February is National Children’s Dental Health Month
February is National Children’s Dental Health Month! Did you know that your kids’ teeth are already forming while still in the womb? If you start taking care of their dental health now, they’ll have healthy smiles for life! But before we talk about how to keep your children’s teeth healthy, let’s focus on the things that cause tooth decay.
Gums Come First
Your child’s teeth are forming in their gums before you even know they have teeth. A child’s teeth develop at about six months of age and eventually erupt into baby teeth.
The order in which each tooth erupts is almost identical for every person: incisors first, then canines and premolars, followed by molars. A few teeth may come through early or late depending on how well-formed they were when growing out of the gums (called hereditary factors), but most of them stay on schedule. The average time for primary teeth to erupt fully is 12 months; permanent teeth typically start growing between ages 10 and 15.
Sugary Drinks Are a Big Problem
Some sugar sticks to your teeth when you drink sugary liquids. The bacteria in plaque on your teeth then break down that sugar into acids that eat away at your teeth.

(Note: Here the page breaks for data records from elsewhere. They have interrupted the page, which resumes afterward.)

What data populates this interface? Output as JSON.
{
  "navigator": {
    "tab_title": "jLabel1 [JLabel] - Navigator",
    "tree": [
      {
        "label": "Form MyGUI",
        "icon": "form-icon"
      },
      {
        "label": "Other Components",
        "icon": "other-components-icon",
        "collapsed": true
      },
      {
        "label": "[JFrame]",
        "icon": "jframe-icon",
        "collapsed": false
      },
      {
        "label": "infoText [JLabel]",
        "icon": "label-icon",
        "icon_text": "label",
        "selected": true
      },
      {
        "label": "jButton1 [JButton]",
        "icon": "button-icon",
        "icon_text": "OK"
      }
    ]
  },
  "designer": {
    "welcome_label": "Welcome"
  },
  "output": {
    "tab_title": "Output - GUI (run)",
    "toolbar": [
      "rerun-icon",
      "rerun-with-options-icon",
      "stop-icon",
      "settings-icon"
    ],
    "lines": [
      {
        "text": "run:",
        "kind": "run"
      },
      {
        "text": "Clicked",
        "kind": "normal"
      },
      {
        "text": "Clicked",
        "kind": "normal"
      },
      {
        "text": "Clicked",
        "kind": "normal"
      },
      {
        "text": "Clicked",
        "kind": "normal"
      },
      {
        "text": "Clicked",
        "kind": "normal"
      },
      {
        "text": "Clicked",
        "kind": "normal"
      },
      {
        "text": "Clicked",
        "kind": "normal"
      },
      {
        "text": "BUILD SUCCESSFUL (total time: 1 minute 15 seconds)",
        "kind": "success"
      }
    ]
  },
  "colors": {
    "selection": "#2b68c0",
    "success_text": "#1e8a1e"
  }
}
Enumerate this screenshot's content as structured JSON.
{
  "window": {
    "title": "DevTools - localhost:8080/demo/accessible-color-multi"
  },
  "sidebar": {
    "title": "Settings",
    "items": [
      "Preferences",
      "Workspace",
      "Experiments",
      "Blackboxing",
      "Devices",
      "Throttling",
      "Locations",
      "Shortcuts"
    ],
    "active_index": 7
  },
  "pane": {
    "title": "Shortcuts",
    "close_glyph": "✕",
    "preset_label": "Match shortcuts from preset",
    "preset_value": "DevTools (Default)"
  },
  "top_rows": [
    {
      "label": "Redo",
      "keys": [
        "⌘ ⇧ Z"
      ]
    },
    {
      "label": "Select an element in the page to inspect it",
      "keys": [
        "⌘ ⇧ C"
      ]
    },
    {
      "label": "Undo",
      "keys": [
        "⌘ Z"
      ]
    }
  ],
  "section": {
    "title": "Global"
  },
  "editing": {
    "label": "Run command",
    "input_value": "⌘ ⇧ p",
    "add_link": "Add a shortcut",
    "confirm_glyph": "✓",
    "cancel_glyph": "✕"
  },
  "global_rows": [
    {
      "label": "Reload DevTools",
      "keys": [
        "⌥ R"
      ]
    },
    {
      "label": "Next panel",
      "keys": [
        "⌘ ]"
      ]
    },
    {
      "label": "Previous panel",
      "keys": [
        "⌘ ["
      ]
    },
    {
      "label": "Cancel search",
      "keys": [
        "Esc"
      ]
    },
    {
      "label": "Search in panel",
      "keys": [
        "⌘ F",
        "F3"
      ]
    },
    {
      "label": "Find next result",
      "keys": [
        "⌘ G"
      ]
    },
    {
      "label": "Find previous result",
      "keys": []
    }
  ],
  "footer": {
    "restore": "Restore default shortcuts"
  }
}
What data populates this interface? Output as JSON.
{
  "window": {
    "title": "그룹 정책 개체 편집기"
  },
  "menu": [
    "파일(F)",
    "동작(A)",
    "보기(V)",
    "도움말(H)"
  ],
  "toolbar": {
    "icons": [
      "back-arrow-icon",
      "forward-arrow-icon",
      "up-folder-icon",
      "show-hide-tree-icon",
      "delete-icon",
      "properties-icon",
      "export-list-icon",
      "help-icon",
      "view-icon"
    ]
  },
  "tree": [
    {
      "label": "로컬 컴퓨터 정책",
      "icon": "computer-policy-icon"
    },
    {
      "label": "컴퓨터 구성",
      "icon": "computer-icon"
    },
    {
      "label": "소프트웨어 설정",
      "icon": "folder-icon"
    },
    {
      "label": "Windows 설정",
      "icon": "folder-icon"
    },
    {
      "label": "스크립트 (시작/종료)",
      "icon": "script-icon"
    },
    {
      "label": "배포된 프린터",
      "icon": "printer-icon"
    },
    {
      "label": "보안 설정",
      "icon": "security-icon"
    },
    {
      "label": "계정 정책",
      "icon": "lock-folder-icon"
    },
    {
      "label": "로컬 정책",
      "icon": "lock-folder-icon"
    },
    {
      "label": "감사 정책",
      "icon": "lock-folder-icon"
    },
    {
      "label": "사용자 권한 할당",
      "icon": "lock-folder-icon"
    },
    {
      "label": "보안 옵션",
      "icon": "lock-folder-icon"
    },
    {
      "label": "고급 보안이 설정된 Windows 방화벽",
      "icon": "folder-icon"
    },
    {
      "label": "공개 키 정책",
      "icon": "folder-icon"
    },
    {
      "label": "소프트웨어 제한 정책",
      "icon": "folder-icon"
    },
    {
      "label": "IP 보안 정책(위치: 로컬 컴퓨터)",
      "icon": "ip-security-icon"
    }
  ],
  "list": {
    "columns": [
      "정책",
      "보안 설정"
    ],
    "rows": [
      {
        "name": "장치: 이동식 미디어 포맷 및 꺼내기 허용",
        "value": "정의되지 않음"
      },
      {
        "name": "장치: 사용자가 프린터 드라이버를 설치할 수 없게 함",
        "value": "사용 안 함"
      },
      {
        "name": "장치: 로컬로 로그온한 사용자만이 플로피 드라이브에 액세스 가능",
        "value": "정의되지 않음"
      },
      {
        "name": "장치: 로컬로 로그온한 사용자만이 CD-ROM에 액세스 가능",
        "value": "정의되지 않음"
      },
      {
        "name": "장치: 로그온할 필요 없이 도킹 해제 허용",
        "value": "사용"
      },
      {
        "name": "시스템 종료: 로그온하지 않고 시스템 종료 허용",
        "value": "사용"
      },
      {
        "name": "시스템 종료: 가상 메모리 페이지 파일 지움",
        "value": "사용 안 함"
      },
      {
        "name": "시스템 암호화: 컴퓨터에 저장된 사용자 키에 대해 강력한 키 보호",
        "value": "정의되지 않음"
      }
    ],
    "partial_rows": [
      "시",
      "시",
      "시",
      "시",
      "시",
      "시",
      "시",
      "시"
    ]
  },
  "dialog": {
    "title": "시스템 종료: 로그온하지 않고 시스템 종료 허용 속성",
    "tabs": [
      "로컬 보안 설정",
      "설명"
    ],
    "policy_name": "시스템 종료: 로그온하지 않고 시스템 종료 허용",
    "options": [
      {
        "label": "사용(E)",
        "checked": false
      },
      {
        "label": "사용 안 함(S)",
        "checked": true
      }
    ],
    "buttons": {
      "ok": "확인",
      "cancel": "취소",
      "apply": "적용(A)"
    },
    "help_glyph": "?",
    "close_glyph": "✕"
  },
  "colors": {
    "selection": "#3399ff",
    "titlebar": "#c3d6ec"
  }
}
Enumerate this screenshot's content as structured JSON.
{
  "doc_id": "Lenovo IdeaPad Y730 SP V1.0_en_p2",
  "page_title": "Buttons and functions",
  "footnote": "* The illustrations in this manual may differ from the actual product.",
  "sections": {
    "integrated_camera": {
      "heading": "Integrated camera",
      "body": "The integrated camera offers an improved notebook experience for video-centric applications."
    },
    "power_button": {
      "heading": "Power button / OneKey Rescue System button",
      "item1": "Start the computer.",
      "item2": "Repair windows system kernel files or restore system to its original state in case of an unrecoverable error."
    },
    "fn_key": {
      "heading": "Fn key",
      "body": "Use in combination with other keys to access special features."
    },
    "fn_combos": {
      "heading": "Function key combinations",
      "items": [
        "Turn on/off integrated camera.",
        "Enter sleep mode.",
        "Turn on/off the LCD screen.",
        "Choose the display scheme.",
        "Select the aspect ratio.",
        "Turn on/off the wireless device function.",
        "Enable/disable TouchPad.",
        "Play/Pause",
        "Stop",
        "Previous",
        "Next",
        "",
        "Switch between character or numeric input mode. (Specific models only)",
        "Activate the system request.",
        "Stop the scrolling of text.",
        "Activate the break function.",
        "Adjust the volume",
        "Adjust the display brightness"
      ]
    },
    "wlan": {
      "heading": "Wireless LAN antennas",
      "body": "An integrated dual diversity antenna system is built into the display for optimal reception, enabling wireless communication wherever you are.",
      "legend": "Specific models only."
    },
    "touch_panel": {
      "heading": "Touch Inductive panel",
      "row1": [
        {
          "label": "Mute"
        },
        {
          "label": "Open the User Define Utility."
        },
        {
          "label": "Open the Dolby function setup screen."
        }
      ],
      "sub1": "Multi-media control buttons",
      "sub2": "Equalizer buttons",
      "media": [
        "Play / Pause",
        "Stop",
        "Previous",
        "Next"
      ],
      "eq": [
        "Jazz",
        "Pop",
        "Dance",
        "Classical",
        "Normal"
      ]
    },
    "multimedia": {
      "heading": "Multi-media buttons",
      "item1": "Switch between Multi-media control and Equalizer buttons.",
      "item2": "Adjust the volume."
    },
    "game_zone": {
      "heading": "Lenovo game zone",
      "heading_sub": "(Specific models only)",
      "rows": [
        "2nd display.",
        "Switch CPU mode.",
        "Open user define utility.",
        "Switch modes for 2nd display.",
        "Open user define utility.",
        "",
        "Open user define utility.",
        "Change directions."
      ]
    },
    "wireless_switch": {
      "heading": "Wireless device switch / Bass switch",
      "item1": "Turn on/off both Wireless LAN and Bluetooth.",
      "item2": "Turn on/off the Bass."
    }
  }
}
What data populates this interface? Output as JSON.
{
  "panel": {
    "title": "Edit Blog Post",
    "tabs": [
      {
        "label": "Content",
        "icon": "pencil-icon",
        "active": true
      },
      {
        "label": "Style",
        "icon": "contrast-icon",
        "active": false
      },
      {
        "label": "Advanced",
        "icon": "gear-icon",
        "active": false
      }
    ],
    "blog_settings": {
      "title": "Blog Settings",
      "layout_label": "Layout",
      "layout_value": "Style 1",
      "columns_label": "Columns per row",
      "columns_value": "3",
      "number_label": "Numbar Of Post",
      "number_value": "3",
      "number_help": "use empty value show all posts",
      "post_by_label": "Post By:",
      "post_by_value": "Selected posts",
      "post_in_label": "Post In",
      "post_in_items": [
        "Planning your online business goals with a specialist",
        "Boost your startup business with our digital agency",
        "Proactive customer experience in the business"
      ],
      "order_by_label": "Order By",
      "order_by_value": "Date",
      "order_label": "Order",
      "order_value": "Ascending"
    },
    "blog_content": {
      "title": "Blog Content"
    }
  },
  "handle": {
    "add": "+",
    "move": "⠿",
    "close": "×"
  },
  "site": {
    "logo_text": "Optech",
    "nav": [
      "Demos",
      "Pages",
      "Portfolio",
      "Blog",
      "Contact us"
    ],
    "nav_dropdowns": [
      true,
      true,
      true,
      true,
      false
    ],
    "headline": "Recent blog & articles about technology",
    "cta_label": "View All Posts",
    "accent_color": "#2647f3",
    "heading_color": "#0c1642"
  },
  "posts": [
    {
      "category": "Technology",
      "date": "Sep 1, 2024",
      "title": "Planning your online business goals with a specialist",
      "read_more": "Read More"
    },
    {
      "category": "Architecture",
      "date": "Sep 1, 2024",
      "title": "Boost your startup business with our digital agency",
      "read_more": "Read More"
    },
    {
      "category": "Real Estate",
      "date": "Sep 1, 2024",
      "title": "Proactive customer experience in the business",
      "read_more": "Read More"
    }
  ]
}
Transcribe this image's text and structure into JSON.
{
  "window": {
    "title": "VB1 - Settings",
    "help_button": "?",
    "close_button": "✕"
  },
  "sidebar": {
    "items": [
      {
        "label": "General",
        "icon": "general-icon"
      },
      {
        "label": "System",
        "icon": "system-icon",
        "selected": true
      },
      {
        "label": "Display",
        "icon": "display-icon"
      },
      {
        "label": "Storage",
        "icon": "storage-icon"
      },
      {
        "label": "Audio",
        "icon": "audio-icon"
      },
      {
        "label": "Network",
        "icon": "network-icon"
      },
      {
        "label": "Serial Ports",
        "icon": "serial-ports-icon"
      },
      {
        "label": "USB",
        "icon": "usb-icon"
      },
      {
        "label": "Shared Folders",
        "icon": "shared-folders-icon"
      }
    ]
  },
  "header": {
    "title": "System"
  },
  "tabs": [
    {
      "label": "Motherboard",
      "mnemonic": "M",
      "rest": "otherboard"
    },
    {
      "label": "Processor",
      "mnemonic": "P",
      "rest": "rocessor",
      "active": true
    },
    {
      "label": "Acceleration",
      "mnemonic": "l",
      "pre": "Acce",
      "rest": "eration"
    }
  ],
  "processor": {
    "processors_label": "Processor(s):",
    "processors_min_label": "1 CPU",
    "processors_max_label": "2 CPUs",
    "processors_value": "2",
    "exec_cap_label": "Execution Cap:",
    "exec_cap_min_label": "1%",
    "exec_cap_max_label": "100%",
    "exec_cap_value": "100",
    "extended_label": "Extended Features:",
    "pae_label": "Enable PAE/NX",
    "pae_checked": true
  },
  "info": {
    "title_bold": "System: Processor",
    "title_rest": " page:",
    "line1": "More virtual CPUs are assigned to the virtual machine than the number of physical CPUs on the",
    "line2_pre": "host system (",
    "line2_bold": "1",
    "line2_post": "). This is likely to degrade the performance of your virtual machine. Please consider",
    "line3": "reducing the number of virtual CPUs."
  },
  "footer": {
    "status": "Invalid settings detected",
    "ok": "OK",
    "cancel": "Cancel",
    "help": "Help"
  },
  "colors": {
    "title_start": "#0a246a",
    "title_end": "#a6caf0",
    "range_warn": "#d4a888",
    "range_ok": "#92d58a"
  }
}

Sugary drinks can lead to tooth decay. It’s why it’s essential not only to limit how often we drink them but also how much we consume. Kids aged 2-6 should limit their sugar-sweetened beverages such as sodas, fruit juices, and sports drinks by having less than one serving daily. Kids under two should avoid sugary beverages altogether.
Get Enough Calcium
Calcium is an essential nutrient for growing children. It helps their bodies build and maintain strong bones and teeth, which will help them later in life by reducing the risk of developing rickets or osteoporosis.
There are many calcium sources in foods— dairy products, dark green vegetables like broccoli, legumes such as beans and lentils, nuts, and seeds. Children need more calcium than adults: they should get at least 1,000 milligrams a day (this amount can vary depending on age). If your child doesn’t get enough calcium through their diet, you may want to consider giving them supplements (talk with your doctor about this).
Healthy Habits Start at Home
Healthy habits start at home, so keep meals and snacks healthy for your kids’ sake and yours!
Bad habits are contagious. Children are quick learners and will often mimic the behavior of those around them. If you want your child to develop positive dental health habits, set a good example by brushing your teeth twice a day, flossing regularly, and scheduling regular checkups with their dentist. Suppose a bad habit is allowed to become rooted in your child’s life. In that case, it can cause serious health problems later in life, so pay attention to what they are eating and limit their intake of sugary foods such as candy or soda pop that may contribute to tooth decay over time.
Healthy eating habits are important for your kids but also good for you. It helps prevent tooth decay, gum disease, and cavities for the whole family! Some healthy habits to try are:
- Keep snacks healthy by choosing fruits and veggies instead of cookies or chips. Avoid sugary drinks and snacks that stick to teeth, like hard candy and sticky gummy bears.
- Brush twice a day with fluoride toothpaste. If you have young children, make brushing fun by using their favorite flavorings in the toothpaste (strawberry is always tasty!).
Make Dentist Visits a Priority
Above all else, regular cleanings and checkups will ensure optimal oral health and catch cavities, gingivitis, and more before they become severe problems. We hope you enjoy National Children’s Dental Health Month with your family. If you have any questions about how to keep your kids’ teeth healthy, be sure to ask your dentist!